The famous tugboat wreck in Caracassbaai A must-visit for divers, snorkelers and free divers.

Its close proximity to the shore makes it easily accessible, allowing visitors to explore the rich underwater world just a few yards offshore. The wreckage site is situated in a protected bay, offering a safe and calm environment for underwater exploration. The shallow depth of just 5 meters allows for a longer bottom time, perfect for snorkelers or divers who prefer shallower dives.

One of the highlights of this dive site is the abundance of marine life that can be found here. Divers and snorkelers will come across a wide variety of critters, including seahorses, octopus, lobsters, and if you’re lucky, the elusive nudibranch. These fascinating creatures add a touch of color and excitement to the underwater landscape. The tugboat wreck itself is covered in overgrown tube sponges and coral, creating a mesmerizing sight The vibrant colors and textures provide a stunning backdrop for underwater photography enthusiasts.

I’m back in Curaçao and excited to dive again. I hop in a car with a friend and we head towards the shore at Director’s Bay, located at the tip of CaracasBaai. Known to be one of the most diverse dive sites on this side of the island, it is where the famous Tugboat wreck rests upright at aprox 6m/18feet on the southernmost point of an extensive sand plateau. Since it accidentally sunk over 30 years ago, the wreck became fully covered with many different coral formations and colorful sponges. The dive spot is sheltered from the elements so the diving conditions are near perfect. There are hardly any waves or current at this site.

Chest-deep in turquoise waters, we descend and the feeling of weightlessness is freeing once again.

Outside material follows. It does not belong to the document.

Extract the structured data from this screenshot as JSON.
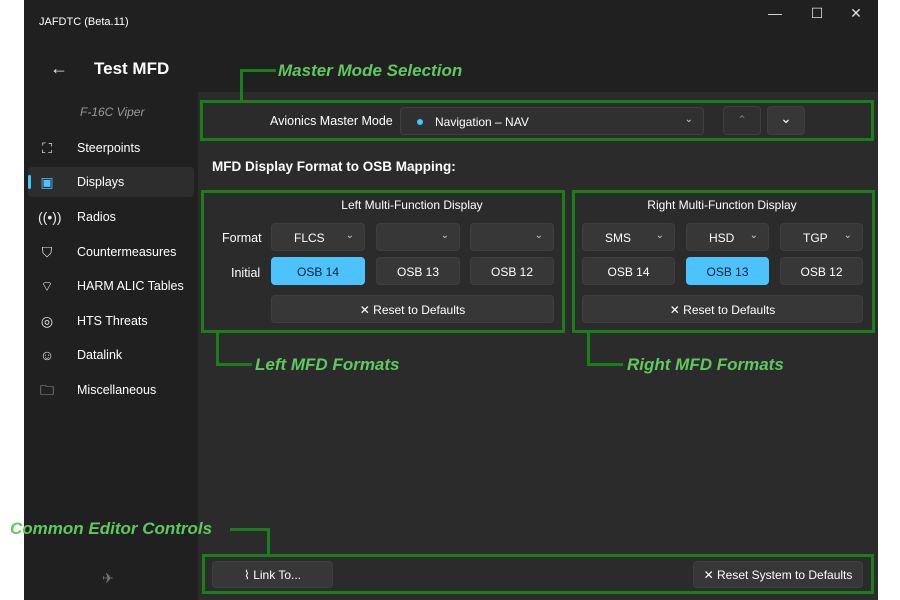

Just around the corner in a southeasterly direction we found a steep wall which drops down to 30m/100feet depth. The top of the reef and the shallow part of drop off are fully covered with Sea Rods, Sea Fans, Tube Sponges, Star Coral and an abundance of fish such as Sergeant Majors, Sea Horses and schools of Jack’s. 

In the deeper part, Black Coral and Elephant Ear Sponges dominate the wall. After we reach the desired depth we turn back to follow our guide to the tugboat fully covered with a variety of coral formations, colorful sponges and plenty of fish circling the wreck. I have snorkeled and free dived here a few times but the experience of scuba diving here is out of this world.

The volcanic limestone under the waters of Curaçao has been developing for millions of years, ultimately becoming a true work of art and I can’t help but feel grateful and privileged that we have an access pass to this magnificent underwater word. 


Superior Producer:
In 1977 the Superior Producer was on its way to Isla Margarita, when it came into the harbor of Curaçao to take on fuel and supplies. As the ship exited, it ran into trouble and rough seas when part of the cargo shifted and the ship started to take on water. It was towed to the north of the harbor entrance where it finally sunk just off the coast of Otrobanda. The wreck measures about 50 meters in length and sits upright on a sand plateau only 60 meters away from the shore, at a depth of about 30 meters/100ft. The shallowest part of the wreck is the top of the super structure which is at around 18 meters/40ft depth.  After all these years on the bottom of the sea the wreck is completely covered with many different species of corals and sponges. The orange tube coral does very well under low light conditions and covers much of the wreck. The polyps of this coral extend during the night to catch food, the wreck turns orange.

by Sheila Botton